While the most exciting sport climbing send to close out 2018 was likely Jakob Schubert’s second ascent of Chris Sharma’s Neanderthal (9b/5.15b), Santa Linya, Spain—an interview with Schubert is forthcoming!—there were a few other ticks that had us geeking out over here in the Rock and Ice office.
Check ‘em out below!
Climbing a 9a (5.14d) on your first climbing day of the year? Laura Rogora of Italy couldn’t have asked for a better way to celebrate and start the Earth’s new trip around the sun. She reported on Instagram two days ago,“First climbing day of 2019 and first chain … Esclatamasters 9a.”
Though she came close to finishing the line at the end of 2018, it wasn’t until the calendar changed that she was able to put it to bed. Ramón Julián Puigblanque made the first ascent of the Esclatamasters, in Perles, Spain in 2007. The route was originally considered 8c+ (5.14c), but after a critical hold broke, repeat ascentionists agreed the difficulty was 9a.
After sending the route in 2007, Dave Graham wrote on 27crags.com, “The most beautiful, blue, perfect rock, fun 9a there is.”
Rogora, 17, has sent a number of of routes as difficult to Esclatamasters or close to. Her first 9a was Grandi Gesti, Sperlonga, Italy, in March 2016. She followed that up with Joe-Cita (9a), Oliana, Spain, in 2017. That same year she made the first ascent of La Gasparata (8c+/9a 5.14c/d)—at the time, the hardest-ever route established by a woman, until Anak Verhoeven suggested 9a+ (5.15a) for Sweet Neuf, Pierrot Beach, France, in September 2017.
In 2018, the 28-year-old Slovenian Jernej Kruder became the Bouldering World Cup season champion, made the first ascent of just the second 8C (V15) in his home country, sent a 9a, won Adidas Rockstars, and snuck in a few beautiful DWS first ascents on the Mallorcan coastline. On December 31, he added an exclamation point to his banner year by making the first ascent of Dugi Rat (9a+/5.15a), Vrulja, Croatia.
“Year 2018 couldn’t [have] finished better,” Kruder wrote on Instagram. “4 years project on Vrulja turned into new, probably the hardest route in Croatia. I decided to keep the working name “Dugi rat” and propose 9a+. It was a very special moment yesterday in this small climbing area.”
Watch a video of Kruder working the 30-meter-long Dugi Rat earlier in 2018 below:
[Also Check Out Photo Gallery: Mallorca – DWS for Days]
An American amongst the sea of European senders! Sean Bailey nabbed his second career 9a+ with a send of First Ley, a link-up of the beginning of First Round, First Minute (9b/5.15b) and the end of La Ley Innata (8c+). The route is in Margalef, Spain.
The 22-year-old’s first 9a+ was none other than Chris Sharma’s benchmark for the grade, Biographie/Realization. Bailey sent that in August 2016.
Since Biographie, Bailey has concentrated primarily on competition climbing, competing on the World Cup circuit and on the USA Climbing circuit.

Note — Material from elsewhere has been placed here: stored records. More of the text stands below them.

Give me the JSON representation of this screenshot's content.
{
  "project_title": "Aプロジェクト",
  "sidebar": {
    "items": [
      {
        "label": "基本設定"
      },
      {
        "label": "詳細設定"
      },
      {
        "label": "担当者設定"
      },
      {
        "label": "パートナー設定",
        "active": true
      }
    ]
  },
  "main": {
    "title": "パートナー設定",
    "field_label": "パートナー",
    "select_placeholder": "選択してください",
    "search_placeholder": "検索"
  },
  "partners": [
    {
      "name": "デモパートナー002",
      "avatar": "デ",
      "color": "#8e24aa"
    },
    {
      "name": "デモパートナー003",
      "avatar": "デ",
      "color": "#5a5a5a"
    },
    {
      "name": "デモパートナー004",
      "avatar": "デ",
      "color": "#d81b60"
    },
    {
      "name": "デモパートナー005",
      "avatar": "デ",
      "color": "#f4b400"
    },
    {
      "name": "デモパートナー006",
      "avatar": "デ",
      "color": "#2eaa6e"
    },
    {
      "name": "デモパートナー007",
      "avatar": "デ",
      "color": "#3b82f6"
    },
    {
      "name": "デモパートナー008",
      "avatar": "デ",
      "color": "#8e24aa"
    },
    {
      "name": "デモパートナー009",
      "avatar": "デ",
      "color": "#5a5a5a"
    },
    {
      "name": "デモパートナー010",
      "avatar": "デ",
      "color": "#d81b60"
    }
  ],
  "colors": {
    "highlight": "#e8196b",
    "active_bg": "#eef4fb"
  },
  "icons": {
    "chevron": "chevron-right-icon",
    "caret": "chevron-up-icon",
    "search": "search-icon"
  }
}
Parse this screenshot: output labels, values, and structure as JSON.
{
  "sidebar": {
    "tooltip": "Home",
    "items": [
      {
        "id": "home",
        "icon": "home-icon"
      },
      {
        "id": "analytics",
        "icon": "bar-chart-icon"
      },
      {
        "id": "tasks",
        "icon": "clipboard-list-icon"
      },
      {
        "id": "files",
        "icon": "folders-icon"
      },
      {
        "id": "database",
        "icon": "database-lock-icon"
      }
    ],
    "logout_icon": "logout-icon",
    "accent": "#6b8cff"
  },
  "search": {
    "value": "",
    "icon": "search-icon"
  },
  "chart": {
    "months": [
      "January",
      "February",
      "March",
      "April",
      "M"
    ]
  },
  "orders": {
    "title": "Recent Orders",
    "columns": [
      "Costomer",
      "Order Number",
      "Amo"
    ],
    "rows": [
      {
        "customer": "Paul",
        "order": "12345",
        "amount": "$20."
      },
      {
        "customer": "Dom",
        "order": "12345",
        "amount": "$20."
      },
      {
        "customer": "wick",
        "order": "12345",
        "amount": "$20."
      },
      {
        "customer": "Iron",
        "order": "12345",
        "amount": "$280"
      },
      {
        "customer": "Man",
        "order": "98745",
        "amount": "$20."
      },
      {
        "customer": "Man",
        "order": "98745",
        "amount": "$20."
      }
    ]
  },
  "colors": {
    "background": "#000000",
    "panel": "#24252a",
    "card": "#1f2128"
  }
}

In 2018, he finished second at the Vail World Cup, and was the 2018 USA sport climbing national champion—a title he won in 2016 as well.
[Also Read Vail World Cup: Faces and On-the-Spot Q&A]
The old guys got in on the action, too. Iker Pou finished off a six-year project and the hardest route of his life. The route, Artaburu, climbs a horizontal roof full of dynamic moves between shallow mono- and two-finger-pockets, and is highly reminiscent of Demencia Senil, a Chris Sharma 9a+ nearby in Margalef.
“I had a dream and finally it has come true: I’m very happy and I still can not believe what could have gotten me up there,” Pou wrote of sending Artaburu, which means “brute” in Basque language. He explained further, “It has been the greatest physical and mental struggle I have ever faced. The process has been long and hard, full of ups and downs, but I have finally been able to climb the most futuristic path I have ever equipped. In my life I had [never] spent so much time trying a project. Undoubtedly, it is the most difficult thing I have ever managed to do, infinitely harder than everything [I’ve] done so far. It has been six long years since I equipped this jewel.”
Pou later elaborated on the grade in a separate post, reiterating that it was without question the hardest route he’s ever done. It is likely in the 9b (5.15b) range—or harder, even—but Pou was non-committal on the grade, saying that since he hasn’t climbed a route of that grade he doesn’t have anything to compare it to.
Check out the video of Pou on Demencia Senil for more of an idea of the heinously difficult kind of climbing Artaburu doubtlessly has